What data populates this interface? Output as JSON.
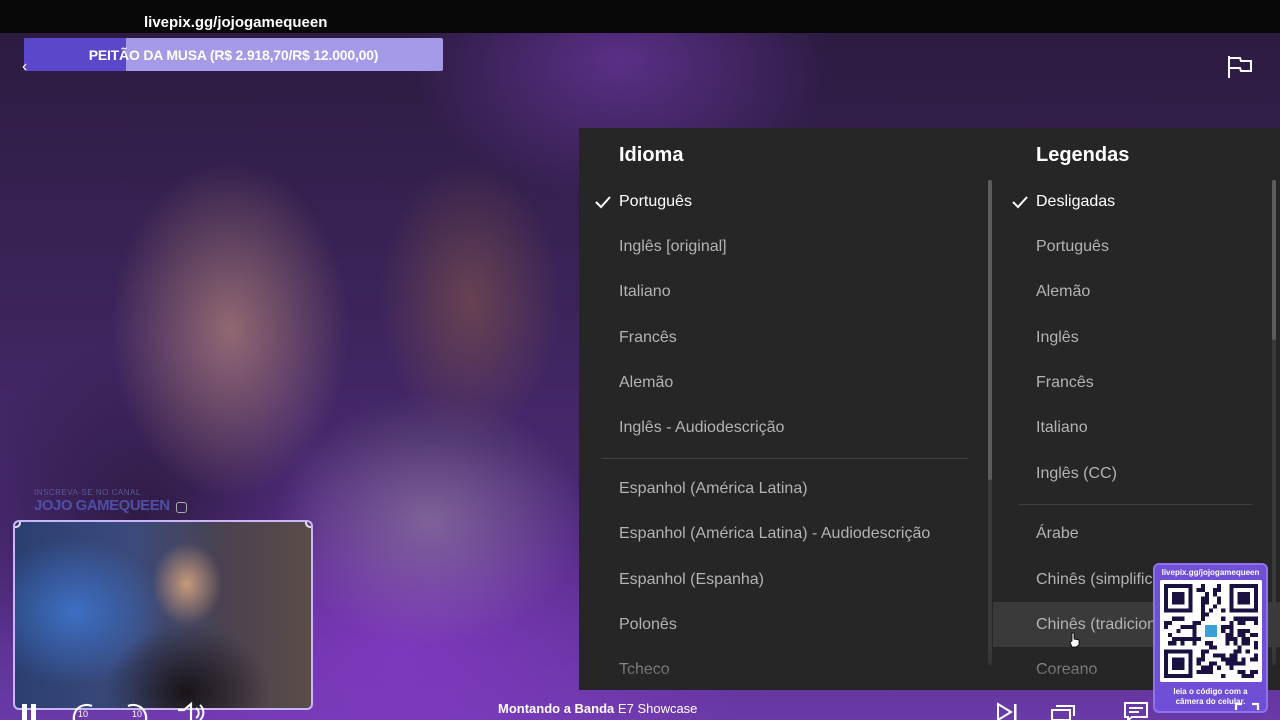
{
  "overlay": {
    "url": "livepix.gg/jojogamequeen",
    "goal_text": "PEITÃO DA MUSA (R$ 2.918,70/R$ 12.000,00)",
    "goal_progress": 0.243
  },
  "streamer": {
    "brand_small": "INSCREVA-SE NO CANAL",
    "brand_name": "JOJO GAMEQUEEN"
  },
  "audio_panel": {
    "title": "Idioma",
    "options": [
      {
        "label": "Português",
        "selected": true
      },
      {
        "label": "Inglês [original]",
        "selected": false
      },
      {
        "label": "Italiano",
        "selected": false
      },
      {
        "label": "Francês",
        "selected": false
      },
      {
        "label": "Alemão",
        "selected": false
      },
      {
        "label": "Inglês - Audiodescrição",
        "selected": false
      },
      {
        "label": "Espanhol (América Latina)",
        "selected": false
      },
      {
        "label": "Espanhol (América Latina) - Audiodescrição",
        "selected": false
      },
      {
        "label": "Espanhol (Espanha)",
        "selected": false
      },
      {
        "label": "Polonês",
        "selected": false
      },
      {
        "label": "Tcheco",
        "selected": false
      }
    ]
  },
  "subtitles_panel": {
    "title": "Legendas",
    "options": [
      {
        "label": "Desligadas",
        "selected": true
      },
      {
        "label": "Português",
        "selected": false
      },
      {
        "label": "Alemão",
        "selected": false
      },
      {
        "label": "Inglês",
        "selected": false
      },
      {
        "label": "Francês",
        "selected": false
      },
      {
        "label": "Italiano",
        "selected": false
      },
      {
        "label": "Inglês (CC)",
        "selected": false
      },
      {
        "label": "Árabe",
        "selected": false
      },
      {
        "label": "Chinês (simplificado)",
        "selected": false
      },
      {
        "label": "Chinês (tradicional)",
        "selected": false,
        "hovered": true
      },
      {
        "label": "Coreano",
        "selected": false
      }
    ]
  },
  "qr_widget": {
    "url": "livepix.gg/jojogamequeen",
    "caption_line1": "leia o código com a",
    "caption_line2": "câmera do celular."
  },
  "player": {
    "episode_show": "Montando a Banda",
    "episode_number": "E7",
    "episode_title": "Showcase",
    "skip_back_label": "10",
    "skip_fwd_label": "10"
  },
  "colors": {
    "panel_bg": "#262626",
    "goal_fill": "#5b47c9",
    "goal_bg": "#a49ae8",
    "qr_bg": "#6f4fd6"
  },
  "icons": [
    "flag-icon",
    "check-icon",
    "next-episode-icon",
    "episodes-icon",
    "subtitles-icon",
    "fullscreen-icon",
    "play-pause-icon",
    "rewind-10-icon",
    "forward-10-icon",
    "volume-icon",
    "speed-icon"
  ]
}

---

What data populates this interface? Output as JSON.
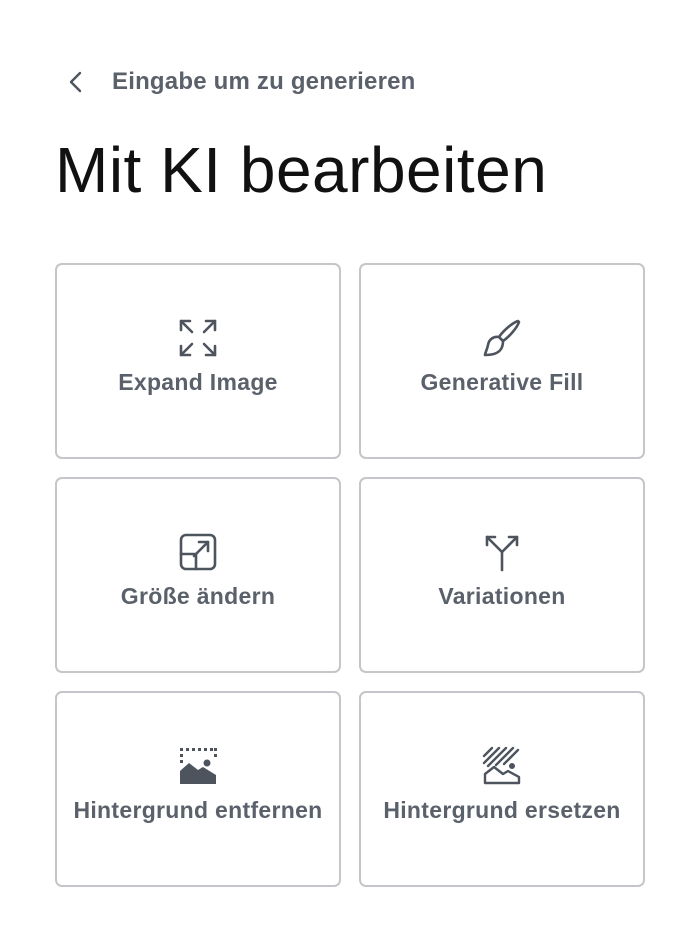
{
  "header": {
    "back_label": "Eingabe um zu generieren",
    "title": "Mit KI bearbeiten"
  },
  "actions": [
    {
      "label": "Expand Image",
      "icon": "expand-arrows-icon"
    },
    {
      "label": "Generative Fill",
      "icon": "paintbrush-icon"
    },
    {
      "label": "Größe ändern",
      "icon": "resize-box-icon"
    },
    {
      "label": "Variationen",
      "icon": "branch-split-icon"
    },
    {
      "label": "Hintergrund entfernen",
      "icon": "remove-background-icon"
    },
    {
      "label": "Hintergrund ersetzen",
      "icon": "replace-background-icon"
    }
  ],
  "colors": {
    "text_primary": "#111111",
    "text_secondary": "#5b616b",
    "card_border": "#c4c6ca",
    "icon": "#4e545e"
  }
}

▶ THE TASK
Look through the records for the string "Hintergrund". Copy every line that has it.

▶ ANSWER TO THIS PROBLEM
      "label": "Hintergrund entfernen",
      "label": "Hintergrund ersetzen",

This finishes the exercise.